» **How to complete this task**: Search the material for the string "enable", then return every line where it is found.

------------------------------------

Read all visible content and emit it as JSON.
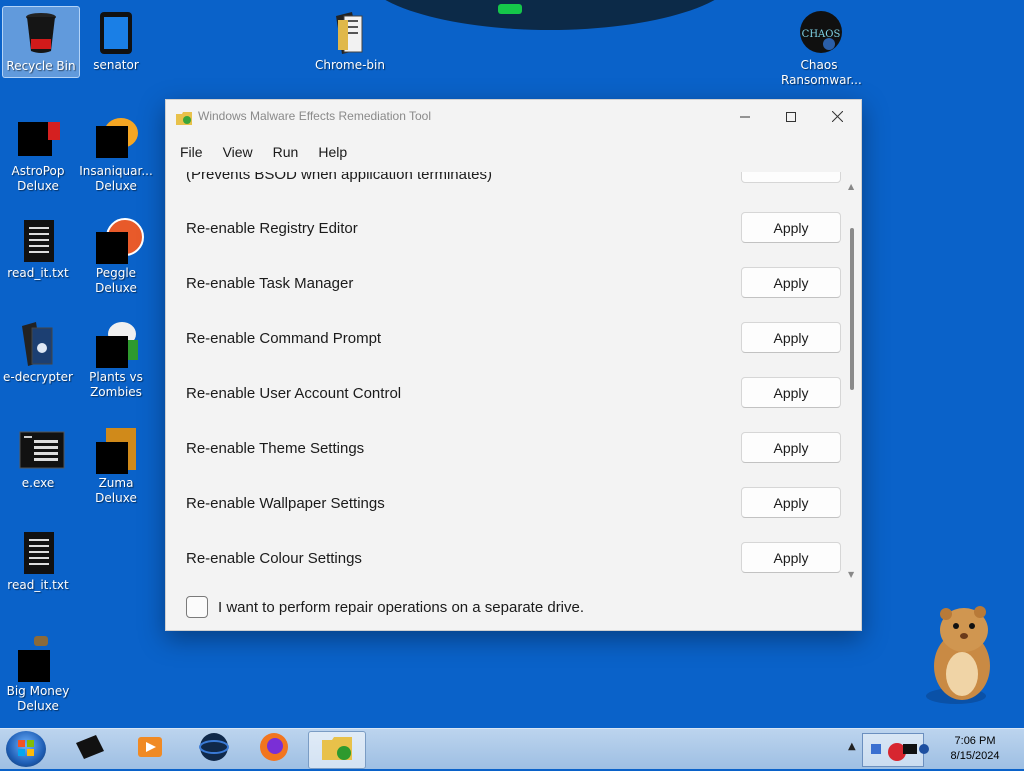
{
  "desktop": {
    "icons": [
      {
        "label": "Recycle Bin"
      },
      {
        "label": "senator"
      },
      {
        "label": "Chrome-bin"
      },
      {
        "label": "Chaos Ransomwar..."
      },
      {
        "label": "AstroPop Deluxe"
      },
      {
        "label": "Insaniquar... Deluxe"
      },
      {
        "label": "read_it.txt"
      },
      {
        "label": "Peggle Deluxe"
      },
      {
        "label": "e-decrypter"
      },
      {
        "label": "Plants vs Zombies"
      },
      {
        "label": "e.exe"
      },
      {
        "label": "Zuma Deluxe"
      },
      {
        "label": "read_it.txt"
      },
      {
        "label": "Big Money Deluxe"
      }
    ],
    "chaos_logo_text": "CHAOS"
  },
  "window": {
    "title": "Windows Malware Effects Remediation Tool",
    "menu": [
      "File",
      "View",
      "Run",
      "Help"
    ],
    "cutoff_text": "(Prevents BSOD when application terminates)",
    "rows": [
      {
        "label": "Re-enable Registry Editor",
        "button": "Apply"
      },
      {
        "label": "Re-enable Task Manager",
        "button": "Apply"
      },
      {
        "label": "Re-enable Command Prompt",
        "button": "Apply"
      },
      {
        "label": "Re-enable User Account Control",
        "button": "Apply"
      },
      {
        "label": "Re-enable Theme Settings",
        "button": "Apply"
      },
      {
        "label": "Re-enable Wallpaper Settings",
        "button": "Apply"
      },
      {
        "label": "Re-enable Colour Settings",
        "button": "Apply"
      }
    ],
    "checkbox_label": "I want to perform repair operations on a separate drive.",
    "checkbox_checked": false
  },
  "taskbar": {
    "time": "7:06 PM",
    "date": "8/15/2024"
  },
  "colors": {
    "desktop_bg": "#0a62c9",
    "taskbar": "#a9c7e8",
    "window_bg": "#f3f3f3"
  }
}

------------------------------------

» **Answer to this exercise**:
        "label": "Re-enable Registry Editor",
        "label": "Re-enable Task Manager",
        "label": "Re-enable Command Prompt",
        "label": "Re-enable User Account Control",
        "label": "Re-enable Theme Settings",
        "label": "Re-enable Wallpaper Settings",
        "label": "Re-enable Colour Settings",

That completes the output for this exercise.